paralyzed and unable to speak. It feels to me like I am re-living what
I experienced all those years ago. In these meetings, I feel like I’m
being attacked and bullied all over again by a mob. I can’t speak, I
can’t think clearly, and I freeze.
I left August’s meeting after an hour because I was in fight-or-flight
mode. I needed to get away and go someplace where I felt safe, and so
I did. I wasn’t present for the budget presentation, but I felt OK
about that because I had already thoroughly reviewed it prior to the
meeting and have been kept in the loop on it throughout its
What I learned later on was that a good majority of people who were
present in August’s meeting – many of whom had been the loudest and
most vocal, left before they could hear the budget presentation. Some
of those who left were even people who had applied to be board
members. How is it that people who care about KBOO – community members
and board member candidates - would leave before hearing a
presentation of the budget? The budget is one of the most critical
things the KBOO board does every year.
Learning that this happened made me wonder if the goal of all the
attendance and yelling at our board meetings is intended not to have
honest and open discussions about what’s going on at KBOO – but rather
to bully and attack me until I’m whipped enough and bleeding enough
that I leave.
I hope that this is not the case.
So I ask that all of us in this room today – board members and
community members – work together in treating one another with respect
and dignity. I ask that the board be allowed to go through its agenda,
as doing so is necessary for KBOO to continue functioning.
Can we agree to do this?"
I hope as a community we can move beyond fighting, disrespecting, and
dehumanizing one another. I hope we can work together, and support
each other, even though we all have such diverse perspectives.
This year has been difficult, for sure. There is hope, though. We have
an experienced non-profit Interim Executive Director, Rachel Pfeffer
as our Interim Station Manager. She is working to bring stability to
KBOO, and to also help us find a permanent Station Manager. Running
and stewarding KBOO is not her job alone, though - we as board,
volunteers, and community members need to share this work. None of us
can do it alone. We need each other.
Rachel and community member Celeste Carey have organized the first of
a series of Resolution Circles for the community to facilitate healing
and rebuilding. It will be held on Sunday, October 6th at Uplift SE at
3534 SE Main Street. Some of the main priorities at KBOO right now
- addressing the decline in listenership
- building stronger connections within the larger Portland community
- updating equipment
- attaining equitable and inclusive staff salaries
- mitigating communication issues in our community, and
- creating the conditions for diverse communities to thrive at KBOO
Thank you for listening and being part of the KBOO community. I hope
we can take the first steps in moving to a brighter future together.


I would like to ask the candidates how they will support the continued strength of the station as local terrestrial radio - that is, simply being able to play the station switching on the radio, while driving, no need to navigate digital technology.

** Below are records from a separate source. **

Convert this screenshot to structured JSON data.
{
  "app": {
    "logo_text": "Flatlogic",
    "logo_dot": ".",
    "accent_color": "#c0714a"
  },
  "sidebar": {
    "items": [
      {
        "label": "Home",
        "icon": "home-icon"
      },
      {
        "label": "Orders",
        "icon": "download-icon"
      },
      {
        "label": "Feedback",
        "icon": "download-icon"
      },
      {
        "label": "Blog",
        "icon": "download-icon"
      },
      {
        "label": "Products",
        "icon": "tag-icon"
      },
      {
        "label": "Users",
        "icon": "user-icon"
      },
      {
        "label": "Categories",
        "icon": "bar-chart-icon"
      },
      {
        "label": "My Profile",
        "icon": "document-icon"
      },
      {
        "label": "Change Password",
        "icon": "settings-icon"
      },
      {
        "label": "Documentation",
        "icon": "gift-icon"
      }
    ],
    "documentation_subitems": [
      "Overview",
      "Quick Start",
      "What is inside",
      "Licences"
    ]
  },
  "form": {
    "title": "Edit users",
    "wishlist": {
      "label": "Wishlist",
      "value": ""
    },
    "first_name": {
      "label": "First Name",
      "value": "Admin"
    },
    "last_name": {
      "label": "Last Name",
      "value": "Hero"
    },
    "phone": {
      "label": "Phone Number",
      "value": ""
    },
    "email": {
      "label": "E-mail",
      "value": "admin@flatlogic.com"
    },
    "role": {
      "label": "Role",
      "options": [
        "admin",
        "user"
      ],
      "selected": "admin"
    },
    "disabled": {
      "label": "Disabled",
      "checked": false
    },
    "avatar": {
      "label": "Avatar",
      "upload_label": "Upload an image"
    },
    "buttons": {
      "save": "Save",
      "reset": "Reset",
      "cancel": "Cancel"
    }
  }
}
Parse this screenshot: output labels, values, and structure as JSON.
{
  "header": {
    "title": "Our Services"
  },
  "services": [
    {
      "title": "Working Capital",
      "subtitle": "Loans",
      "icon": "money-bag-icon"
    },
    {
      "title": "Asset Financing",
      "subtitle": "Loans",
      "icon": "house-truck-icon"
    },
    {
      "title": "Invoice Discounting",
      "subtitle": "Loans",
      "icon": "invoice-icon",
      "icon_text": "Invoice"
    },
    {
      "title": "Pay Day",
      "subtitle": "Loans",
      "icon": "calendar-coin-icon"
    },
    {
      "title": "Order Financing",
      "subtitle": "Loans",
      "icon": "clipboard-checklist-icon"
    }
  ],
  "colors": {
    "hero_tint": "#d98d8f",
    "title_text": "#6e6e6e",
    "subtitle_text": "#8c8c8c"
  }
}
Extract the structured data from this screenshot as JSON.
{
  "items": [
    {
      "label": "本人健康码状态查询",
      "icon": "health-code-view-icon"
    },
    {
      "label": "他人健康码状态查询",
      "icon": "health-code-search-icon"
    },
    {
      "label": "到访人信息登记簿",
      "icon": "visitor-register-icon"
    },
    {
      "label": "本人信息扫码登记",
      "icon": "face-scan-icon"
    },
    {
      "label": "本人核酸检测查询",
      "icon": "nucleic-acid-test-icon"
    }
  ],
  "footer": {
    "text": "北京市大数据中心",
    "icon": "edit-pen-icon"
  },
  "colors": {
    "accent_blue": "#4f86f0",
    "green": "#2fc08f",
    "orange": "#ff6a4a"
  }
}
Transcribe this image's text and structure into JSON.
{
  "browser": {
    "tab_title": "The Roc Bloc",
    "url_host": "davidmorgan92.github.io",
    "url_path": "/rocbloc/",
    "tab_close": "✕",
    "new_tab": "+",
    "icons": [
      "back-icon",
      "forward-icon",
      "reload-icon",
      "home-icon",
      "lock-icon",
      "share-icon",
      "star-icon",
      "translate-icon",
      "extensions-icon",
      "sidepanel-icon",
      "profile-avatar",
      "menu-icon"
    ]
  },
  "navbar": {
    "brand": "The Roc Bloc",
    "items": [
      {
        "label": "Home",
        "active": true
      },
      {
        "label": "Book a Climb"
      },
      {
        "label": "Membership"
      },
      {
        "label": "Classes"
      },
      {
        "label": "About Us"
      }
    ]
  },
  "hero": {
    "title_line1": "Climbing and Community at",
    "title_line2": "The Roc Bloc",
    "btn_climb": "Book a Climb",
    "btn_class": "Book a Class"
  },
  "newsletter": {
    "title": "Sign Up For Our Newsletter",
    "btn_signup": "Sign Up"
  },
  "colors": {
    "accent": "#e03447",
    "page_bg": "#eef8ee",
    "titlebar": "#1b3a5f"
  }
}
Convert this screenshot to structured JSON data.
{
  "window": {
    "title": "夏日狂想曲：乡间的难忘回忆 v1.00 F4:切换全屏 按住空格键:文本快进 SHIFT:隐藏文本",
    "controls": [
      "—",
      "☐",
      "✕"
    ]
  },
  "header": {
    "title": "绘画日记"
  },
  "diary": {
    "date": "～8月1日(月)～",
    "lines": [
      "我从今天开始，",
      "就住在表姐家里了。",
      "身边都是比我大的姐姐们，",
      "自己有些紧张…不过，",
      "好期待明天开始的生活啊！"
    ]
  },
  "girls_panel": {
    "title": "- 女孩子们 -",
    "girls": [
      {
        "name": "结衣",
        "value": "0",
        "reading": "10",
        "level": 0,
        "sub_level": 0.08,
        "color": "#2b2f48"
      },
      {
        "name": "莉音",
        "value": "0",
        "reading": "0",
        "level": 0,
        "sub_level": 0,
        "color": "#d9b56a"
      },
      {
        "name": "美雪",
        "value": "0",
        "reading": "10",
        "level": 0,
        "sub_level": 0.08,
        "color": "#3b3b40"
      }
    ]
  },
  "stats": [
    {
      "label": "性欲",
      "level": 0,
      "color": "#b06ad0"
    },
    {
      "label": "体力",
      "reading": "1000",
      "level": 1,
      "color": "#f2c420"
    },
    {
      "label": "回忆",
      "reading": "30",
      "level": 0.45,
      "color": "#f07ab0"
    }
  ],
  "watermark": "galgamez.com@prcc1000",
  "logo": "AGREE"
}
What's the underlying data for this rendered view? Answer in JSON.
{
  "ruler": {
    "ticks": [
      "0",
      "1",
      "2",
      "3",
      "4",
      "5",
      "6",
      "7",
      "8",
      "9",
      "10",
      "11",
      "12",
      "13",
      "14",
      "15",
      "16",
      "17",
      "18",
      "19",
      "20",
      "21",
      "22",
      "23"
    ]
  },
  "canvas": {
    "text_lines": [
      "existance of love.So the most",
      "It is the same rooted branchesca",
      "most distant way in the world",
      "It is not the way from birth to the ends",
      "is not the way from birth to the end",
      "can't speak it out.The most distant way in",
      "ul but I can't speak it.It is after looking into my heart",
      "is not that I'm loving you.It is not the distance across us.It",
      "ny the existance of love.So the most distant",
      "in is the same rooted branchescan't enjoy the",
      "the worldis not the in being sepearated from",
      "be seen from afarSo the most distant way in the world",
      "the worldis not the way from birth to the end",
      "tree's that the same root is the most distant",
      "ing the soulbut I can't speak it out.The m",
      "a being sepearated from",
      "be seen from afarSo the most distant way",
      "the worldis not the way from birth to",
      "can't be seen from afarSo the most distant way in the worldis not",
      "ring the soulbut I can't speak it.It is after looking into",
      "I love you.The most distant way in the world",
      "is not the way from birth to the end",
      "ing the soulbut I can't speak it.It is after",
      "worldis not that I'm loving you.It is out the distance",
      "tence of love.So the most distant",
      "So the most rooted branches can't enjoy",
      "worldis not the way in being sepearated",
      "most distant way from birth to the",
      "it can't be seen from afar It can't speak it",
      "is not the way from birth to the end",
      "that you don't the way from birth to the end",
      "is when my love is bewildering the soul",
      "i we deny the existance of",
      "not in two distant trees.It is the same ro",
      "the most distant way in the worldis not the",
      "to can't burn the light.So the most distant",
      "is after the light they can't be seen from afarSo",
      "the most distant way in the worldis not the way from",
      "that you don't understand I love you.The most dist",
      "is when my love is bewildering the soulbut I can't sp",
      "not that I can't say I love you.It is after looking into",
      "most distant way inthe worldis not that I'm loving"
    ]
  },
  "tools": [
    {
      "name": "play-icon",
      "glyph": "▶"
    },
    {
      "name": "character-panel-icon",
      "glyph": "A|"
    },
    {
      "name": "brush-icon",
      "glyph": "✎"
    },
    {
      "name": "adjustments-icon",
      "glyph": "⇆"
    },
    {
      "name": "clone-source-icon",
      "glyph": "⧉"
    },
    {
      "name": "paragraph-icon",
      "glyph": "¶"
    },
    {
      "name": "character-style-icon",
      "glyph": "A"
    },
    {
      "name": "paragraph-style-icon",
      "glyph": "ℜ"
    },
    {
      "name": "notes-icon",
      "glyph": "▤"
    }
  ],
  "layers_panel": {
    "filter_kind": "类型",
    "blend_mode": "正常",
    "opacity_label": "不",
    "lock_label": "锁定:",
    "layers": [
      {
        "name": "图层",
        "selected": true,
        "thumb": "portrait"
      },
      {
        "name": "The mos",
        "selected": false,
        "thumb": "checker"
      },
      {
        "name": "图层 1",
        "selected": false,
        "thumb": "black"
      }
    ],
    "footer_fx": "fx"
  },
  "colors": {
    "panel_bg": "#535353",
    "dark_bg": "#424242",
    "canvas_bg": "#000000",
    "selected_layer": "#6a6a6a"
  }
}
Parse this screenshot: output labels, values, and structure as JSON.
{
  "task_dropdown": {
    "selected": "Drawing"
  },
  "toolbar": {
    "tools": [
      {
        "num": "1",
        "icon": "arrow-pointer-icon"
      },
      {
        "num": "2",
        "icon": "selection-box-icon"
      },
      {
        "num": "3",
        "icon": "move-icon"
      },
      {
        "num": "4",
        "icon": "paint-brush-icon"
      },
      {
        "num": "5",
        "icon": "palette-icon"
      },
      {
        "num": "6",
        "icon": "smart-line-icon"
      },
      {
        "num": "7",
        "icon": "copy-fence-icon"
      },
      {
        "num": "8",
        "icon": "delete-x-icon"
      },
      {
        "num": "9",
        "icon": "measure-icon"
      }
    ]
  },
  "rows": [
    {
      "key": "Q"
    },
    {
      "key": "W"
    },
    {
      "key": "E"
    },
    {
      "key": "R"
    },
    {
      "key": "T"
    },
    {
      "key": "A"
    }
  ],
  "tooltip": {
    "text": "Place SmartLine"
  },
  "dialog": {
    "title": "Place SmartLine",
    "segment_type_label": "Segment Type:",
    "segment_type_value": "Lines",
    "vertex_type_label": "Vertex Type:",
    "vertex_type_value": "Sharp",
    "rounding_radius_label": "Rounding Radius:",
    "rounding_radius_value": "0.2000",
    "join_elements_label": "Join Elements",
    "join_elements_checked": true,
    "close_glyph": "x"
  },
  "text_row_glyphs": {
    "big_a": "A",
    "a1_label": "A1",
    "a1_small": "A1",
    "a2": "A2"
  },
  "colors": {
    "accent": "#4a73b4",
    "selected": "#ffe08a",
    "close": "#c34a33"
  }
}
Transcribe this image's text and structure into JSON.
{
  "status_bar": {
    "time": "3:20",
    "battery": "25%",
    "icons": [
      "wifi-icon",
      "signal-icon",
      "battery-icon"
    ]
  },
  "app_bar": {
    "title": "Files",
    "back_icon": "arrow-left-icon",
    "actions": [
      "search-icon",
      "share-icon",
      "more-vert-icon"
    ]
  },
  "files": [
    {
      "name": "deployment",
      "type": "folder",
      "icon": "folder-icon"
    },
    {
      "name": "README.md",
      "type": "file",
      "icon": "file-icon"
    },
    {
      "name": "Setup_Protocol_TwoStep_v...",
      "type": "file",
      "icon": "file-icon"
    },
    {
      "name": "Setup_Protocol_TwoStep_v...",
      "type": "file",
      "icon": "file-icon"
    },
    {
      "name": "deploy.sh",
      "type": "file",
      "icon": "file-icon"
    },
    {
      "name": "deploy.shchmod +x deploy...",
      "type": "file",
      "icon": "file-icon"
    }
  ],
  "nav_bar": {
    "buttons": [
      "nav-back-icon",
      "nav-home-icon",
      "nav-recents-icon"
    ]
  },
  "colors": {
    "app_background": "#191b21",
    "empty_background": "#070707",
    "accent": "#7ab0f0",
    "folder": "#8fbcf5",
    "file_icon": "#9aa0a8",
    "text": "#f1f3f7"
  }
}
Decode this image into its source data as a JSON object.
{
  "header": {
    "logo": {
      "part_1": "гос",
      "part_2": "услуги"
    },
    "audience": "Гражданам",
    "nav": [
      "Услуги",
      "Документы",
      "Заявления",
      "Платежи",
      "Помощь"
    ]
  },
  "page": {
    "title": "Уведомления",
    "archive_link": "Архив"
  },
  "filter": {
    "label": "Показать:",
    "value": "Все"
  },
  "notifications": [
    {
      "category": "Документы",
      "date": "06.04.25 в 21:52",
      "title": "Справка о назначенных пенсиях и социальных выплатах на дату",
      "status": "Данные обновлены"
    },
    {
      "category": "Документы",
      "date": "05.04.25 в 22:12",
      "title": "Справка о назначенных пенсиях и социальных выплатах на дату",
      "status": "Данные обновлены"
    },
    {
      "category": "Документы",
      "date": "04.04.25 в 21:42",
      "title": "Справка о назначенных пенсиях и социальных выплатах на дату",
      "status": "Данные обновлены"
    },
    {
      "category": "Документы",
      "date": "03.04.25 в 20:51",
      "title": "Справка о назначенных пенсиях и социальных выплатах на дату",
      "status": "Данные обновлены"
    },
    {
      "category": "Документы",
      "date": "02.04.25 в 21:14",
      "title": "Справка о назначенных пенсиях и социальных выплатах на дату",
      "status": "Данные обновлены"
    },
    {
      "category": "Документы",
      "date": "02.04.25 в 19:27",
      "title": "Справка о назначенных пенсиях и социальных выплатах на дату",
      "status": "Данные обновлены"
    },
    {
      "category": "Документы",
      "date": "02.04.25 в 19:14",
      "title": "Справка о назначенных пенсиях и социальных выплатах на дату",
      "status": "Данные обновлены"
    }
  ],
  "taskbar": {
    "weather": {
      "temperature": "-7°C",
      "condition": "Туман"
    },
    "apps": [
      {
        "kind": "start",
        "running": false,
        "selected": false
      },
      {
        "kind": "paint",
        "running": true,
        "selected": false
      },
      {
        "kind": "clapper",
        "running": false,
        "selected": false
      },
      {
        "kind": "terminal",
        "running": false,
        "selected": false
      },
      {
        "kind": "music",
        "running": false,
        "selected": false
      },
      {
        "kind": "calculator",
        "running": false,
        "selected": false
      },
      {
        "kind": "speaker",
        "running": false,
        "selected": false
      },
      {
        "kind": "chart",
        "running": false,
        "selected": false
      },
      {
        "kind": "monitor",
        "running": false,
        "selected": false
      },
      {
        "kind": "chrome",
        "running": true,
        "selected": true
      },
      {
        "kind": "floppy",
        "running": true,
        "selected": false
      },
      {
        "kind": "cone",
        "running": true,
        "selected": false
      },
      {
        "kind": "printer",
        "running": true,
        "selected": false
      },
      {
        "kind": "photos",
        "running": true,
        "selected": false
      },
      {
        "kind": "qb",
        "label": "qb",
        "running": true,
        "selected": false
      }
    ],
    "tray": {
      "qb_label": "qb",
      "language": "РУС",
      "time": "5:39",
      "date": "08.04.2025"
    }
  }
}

I am in favor of podcasts and having KBOO have the ability to expand its listener audience. However, I am concerned that it continue to be the local go-to, walk in source for local reporting and activism. A community resource! I get concerned that with over-concern about expanding the listener audience, the mission will widen too much in scope, getting beyond us with all the technology available. I want to continue to hear local voices and call-ins!

Who of the candidates defends the survival of pure simple terrestrial radio, free of tracking, predatory advertising and all the rest? Even now the website is less accessible as far as being able to see the daily broadcasting schedule for radio, with descriptions of who is on the program. I have to call sometimes to find out who I was listening to, what author, etc. harder now to ID. Thank you, Roberta